Disparities Facing U.S. Children in Immigrant Families: New Data and Ideas for Indicators to Promote Equity
Delia Pompa, Senior Fellow for Education Policy, MPI
Maki Park, Senior Policy Analyst for Early Education and Care, National Center on Immigrant Integration Policy, MPI
Jacob Hofstetter, Associate Policy Analyst, National Center on Immigrant Integration Policy, MPI
Margie McHugh, Director, National Center on Immigrant Integration Policy, MPI
The COVID-19 pandemic has inarguably exacerbated longstanding disparities that undermine the economic mobility and integration of immigrant parents in the United States and their children’s prospects for success in school and beyond. These include critical two-generational barriers disproportionately experienced by immigrant families, such as poverty, limited English proficiency, digital access and device challenges, linguistic isolation, and low levels of parental formal education. These disparities sit at the intersection of K-12, early childhood, adult education, and social services systems where they are largely unaddressed, despite expectations that each system play a major role in addressing them.

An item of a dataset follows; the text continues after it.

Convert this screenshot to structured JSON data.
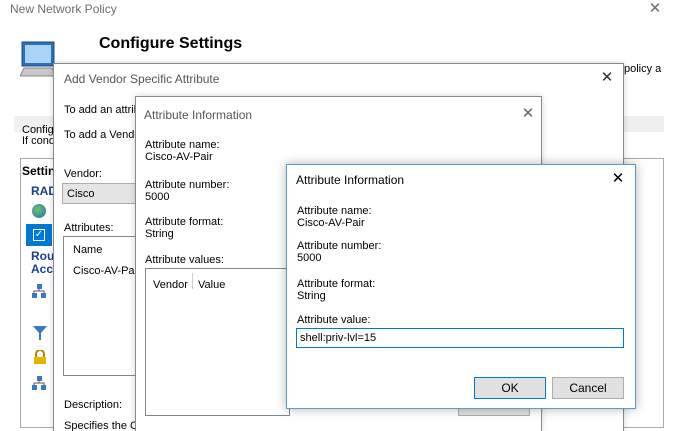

This webcast explores findings from an analysis conducted by the Migration Policy Institute’s National Center on Immigrant Integration Policy, which compares key sociodemographic characteristics of immigrant and U.S.-born parents of young and school-age children and underscores their two-generational implications. Speakers examine disparities evident in the analysis and discuss potential ways to incorporate equity-sensitive measures associated with them in the policy and program frameworks of key systems, with an eye to achieving more responsive and effective service designs and improving equity and access more generally for families facing multiple disparities.